A discussion of “What does success mean in grad school?”, motivated by this article, followed by the Take the Lead live-streaming event.
January. Feminist advertising – what is the real purpose and what is the effect?
We are surrounded by media that reinforces negative stereotypes of women (see: How the Media Failed Women in 2013). But this year has also seen some commercials promoting positive female stereotypes. A recent Pantene Ad, an ad for a new toy company Goldiblox, and earlier this year, Dove Real Beauty Sketches. Some have suggested these companies are just capitalizing on feminist messages to hawk women products they’ve convinced women they need: a recent Time newsfeed.
November. Harassment in the workplace
DN Lee, author of the blog “Urban Scientist” with Scientific American was offered an opportunity as a guest blogger for Biology Online. Her decline of the offer after learning the conditions was met with a rude response that questioned her character. Lee wrote about her experience on her blog, but Scientific American quickly removed the post, and later explained it was due to not being able to verify the facts.
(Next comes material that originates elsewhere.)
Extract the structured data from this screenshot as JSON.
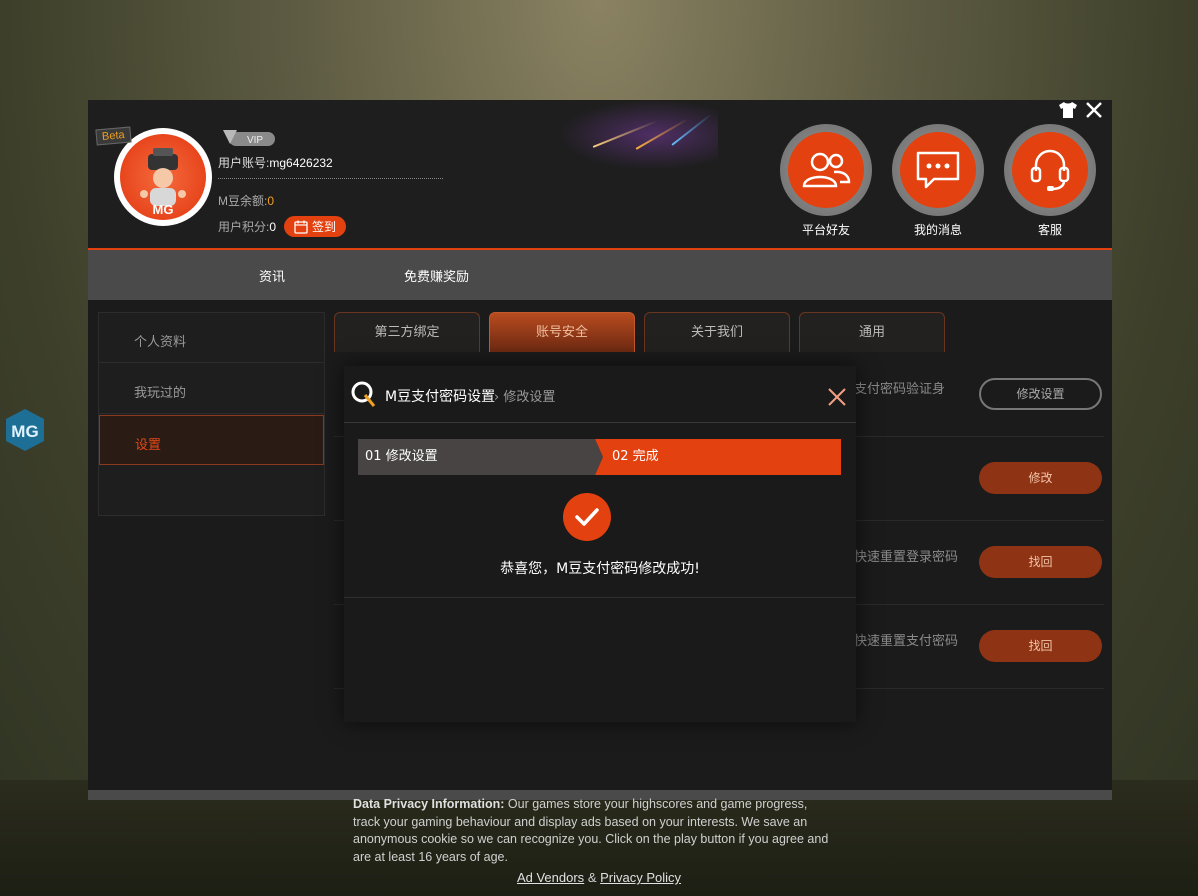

This month, we will discuss this particular incident and how to handle harassment. What are we (women and men) supposed to do when we encounter harassment? Should we politely ignore it, or raise our voice? Let’s start the discussion with an article written by Lee herself.
October. Where are the men?
We discussed a topic that invariably arises in any discussion of women in science: Where are the men? How can we involving everyone in discussions of gender issues in STEM fields. This article motivated many men to attend out discussion to have their opinion heard.
May. An informal discussion of Sheryl Sandberg’s Ted Talk
Our first WiSE Up discussion was on the topic of Facebook COO Sheryl Sandberg’s Ted Talk: Why We Have Too Few Women Leaders. We discussed the question; why do a smaller percentage of women than men reach the top of their professions?